Hyperhidrosis is excessive sweating of certain body parts. The recommended treatment is Thoracoscopic sympathectomy, a surgery that disrupts the nerves that transmit signals to the sweat glands.
Hyperhidrosis: what is
Hyperhidrosis is excessive sweating of hands, armpits and feet that greatly affects the quality of life of people, especially his social relationship, preventing them from leading a normal life. Experts say in general surgery , it affects more than 3% of the general population and has a hereditary component. Its origin is not known with certainty but there is an abnormally high level of sympathetic stimulation chest.
Adverse effects of hyperhidrosis in the patient's life

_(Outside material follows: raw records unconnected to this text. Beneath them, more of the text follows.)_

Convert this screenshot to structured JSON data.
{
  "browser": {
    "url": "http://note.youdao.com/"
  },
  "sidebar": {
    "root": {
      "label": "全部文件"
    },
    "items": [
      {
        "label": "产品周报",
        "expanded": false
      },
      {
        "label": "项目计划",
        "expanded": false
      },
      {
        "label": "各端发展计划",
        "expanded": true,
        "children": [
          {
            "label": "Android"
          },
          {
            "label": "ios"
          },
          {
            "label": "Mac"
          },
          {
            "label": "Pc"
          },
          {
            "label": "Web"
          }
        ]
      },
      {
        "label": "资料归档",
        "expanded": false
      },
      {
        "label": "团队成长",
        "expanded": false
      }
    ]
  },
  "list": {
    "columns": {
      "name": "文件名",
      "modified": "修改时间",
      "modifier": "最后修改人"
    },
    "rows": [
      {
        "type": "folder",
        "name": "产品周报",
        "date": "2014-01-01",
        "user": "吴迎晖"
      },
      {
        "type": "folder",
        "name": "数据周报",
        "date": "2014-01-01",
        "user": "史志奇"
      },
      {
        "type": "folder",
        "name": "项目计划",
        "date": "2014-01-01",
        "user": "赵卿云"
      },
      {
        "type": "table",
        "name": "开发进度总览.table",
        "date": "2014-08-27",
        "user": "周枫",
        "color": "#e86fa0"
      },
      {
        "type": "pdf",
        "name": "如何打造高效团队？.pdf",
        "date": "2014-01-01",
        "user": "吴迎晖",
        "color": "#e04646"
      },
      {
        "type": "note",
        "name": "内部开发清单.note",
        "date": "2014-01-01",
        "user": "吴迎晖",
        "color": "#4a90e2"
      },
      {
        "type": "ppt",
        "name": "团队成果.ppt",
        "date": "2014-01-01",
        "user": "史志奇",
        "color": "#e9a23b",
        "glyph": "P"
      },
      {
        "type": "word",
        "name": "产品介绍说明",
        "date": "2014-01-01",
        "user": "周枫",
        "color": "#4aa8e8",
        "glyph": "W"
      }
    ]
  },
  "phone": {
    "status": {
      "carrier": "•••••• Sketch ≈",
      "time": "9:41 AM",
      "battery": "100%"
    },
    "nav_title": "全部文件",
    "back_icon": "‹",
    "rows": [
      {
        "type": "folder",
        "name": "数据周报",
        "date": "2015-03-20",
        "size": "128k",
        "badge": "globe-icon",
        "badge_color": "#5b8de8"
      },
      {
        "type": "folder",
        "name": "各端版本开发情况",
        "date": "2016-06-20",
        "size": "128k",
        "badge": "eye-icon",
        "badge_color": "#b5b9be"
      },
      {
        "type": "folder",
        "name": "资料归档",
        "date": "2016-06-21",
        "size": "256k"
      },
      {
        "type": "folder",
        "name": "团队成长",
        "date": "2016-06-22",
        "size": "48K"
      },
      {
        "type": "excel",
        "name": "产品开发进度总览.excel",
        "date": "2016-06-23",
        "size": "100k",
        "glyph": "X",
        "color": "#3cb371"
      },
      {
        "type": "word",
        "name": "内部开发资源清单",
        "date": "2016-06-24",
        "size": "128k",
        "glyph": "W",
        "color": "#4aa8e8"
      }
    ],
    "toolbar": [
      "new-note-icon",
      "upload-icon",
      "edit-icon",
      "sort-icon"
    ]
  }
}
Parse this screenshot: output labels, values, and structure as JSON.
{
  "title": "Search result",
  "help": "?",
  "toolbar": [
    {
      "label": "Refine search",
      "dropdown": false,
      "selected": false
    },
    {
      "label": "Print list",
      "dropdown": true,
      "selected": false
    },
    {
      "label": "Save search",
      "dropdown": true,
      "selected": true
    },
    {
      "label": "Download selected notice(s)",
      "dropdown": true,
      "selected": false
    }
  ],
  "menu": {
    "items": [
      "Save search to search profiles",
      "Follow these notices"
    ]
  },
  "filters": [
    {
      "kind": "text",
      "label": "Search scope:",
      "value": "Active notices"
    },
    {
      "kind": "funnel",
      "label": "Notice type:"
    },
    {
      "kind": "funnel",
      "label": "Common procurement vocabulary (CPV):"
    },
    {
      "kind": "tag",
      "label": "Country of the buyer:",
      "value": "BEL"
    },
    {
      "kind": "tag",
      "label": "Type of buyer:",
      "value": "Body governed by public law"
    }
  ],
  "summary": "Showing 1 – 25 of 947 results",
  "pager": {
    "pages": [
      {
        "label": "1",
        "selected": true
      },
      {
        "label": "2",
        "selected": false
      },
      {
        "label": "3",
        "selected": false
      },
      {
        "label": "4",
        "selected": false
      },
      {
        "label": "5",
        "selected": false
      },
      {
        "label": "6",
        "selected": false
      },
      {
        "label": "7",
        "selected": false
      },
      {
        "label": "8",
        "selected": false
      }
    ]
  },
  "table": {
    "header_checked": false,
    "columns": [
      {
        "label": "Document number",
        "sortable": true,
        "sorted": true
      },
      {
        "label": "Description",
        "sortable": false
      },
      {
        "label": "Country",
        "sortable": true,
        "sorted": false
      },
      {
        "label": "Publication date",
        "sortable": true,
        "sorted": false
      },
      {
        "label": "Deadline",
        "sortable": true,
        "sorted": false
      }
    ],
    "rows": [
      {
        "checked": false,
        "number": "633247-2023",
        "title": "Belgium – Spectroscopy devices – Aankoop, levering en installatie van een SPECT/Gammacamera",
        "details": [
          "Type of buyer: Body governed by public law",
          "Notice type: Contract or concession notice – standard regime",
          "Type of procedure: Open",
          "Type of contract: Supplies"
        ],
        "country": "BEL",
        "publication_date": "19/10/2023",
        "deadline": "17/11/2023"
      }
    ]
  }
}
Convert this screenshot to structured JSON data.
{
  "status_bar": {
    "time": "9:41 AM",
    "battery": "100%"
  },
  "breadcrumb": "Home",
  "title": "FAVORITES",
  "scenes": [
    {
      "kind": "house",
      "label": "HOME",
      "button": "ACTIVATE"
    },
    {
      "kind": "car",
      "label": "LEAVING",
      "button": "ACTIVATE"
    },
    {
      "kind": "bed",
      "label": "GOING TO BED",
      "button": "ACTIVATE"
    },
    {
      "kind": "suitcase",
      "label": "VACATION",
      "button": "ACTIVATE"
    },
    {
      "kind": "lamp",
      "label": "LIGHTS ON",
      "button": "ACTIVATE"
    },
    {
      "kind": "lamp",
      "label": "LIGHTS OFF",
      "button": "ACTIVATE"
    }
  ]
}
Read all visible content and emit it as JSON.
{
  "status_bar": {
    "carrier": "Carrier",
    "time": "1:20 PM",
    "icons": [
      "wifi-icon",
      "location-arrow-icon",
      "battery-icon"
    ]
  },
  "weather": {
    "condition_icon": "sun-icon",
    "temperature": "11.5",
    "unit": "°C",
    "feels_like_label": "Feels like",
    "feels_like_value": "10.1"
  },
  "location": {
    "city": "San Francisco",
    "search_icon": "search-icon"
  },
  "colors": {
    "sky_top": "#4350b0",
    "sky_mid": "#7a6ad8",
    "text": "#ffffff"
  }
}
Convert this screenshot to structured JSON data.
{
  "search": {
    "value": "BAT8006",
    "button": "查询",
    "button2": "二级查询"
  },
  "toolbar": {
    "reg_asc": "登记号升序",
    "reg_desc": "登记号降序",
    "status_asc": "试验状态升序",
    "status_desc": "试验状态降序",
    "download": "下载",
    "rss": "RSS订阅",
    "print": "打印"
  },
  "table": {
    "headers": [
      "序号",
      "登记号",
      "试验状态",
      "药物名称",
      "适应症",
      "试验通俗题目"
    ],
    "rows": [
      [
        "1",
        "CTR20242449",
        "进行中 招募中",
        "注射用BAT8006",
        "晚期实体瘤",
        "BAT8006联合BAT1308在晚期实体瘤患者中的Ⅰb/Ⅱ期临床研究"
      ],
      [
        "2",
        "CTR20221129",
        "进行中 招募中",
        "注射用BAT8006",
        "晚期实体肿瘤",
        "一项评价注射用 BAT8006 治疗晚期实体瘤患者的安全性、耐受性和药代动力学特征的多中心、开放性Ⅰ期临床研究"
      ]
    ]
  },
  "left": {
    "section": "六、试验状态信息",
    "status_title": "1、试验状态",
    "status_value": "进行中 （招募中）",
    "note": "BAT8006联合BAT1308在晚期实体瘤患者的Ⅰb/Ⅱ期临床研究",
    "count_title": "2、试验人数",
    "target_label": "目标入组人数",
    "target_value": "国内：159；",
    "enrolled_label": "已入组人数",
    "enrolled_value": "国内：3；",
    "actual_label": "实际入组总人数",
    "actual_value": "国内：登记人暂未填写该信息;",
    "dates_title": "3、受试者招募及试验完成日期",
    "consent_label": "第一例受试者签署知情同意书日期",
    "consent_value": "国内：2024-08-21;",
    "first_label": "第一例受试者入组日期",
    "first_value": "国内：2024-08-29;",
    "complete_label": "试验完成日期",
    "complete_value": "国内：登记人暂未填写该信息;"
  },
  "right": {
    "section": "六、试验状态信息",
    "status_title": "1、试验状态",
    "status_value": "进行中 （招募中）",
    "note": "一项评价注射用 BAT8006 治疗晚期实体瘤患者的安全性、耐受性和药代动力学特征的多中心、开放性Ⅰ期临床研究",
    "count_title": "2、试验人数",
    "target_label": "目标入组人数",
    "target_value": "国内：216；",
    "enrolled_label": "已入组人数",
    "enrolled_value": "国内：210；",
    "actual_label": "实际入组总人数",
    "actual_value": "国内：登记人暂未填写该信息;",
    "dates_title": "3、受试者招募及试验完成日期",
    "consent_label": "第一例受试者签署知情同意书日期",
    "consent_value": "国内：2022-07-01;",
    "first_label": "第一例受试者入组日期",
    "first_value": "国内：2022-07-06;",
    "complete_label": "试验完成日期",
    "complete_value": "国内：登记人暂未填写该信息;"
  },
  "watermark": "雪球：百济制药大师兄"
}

Hyperhidrosis causes emotional stress, hindering social personal, work and patient, creating a vicious circle for the need to feel "dry" and concern stink. People suffering hyperhidrosis become more withdrawn and shy away from social activity, avoiding situations where contact with other needs, being able to create a social phobia. The disease also hampers the use of paper, pencils, buttons, tools, electronic equipment or musical instruments. Finally, there is the need to avoid the handshake leading patients to seek a definitive solution.
Diagnosis of hyperhidrosis
The diagnosis is clinical and does not require complex or expensive studies. It is advisable to correct history to exclude thyroid problems or other associated diseases.The diagnostic criteria for primary hyperhidrosis are:1) Local and visible hyperperspiration, more than 6 months without secondary cause known2) At least two of the following features:or bilateral and symmetricalor at least a weekly episodeor interference with normal daily activityor onset before age 25or family historyor Not sweating during sleep
Treatment of Hyperhidrosis and innovative techniques
People with hyperhidrosis or excessive sweating, regardless of temperature and emotional state, they can not control, should be operated, and that the disease can also cause fungi, peeling, odor, irritation and skin pigmentation. Therefore, the operation should be considered in all patients with hyperhidrosis of long evolution that have found no improvement with medical treatment.
Currently there are innovative techniques for the treatment of hyperhidrosis. Formerly a very aggressive operation and needed "open chest". However, today, the Thoracoscopic sympathectomy is an operation that is performed using modern minimally invasive surgical techniques. Usually the preparation prior to surgery is simple and requires only a few laboratory tests and consultation with the anesthesiologist, to proceed to schedule the procedure safely.
Thoracoscopic sympathectomy with the interruption of the nerves that carry signals to the sweat glands is achieved. Thus, the sympathetic chain in the back of the chest is located and stopped by ultrasonic scalpel. To carry out two small incisions of 5 mm are used, through which a small lens which is connected to a video camera, and some very fine instruments (forceps) designed for this type of operation is entered.
The operation is performed under general anesthesia and usually requires entry of an evening (24h), ie, the patient goes home the next morning of the operation. Patients can return to normal activities 3-4 days after surgery.
Results of treatment of hyperhidrosis
Thoracoscopic sympathectomy is the treatment of choice for excessive sweating of the hands, with an immediate, permanent and definitive result in 95% of patients.
Hyperhidrosis treatment risks
Thoracoscopic sympathectomy has almost no consideration risks. The most common side effect is compensatory sweating, which is an increase of sweating in the chest, abdomen and thighs, as a compensation mechanism for the decreased sweating in the hands and armpits (the body diverts stimulus sweating out undisturbed areas). This effect has been reported in a significant number of patients and is usually mild and less annoying than the initial symptoms of sweating hands and armpits. However, I can be severe in 8% of cases. Therefore, the patient must be well informed, analyzing the benefits provided surgery and warning of the risk of this compensatory sweating.Another adverse effect described and rare presentation is called Horner syndrome, the most obvious manifestation is a slight drooping of the upper eyelid on the affected side, which usually resolves with time. This complication is very rare and seldom permanent.Other potential risks are common when having surgery: bleeding, infection, pneumothorax, pleural effusion, among others.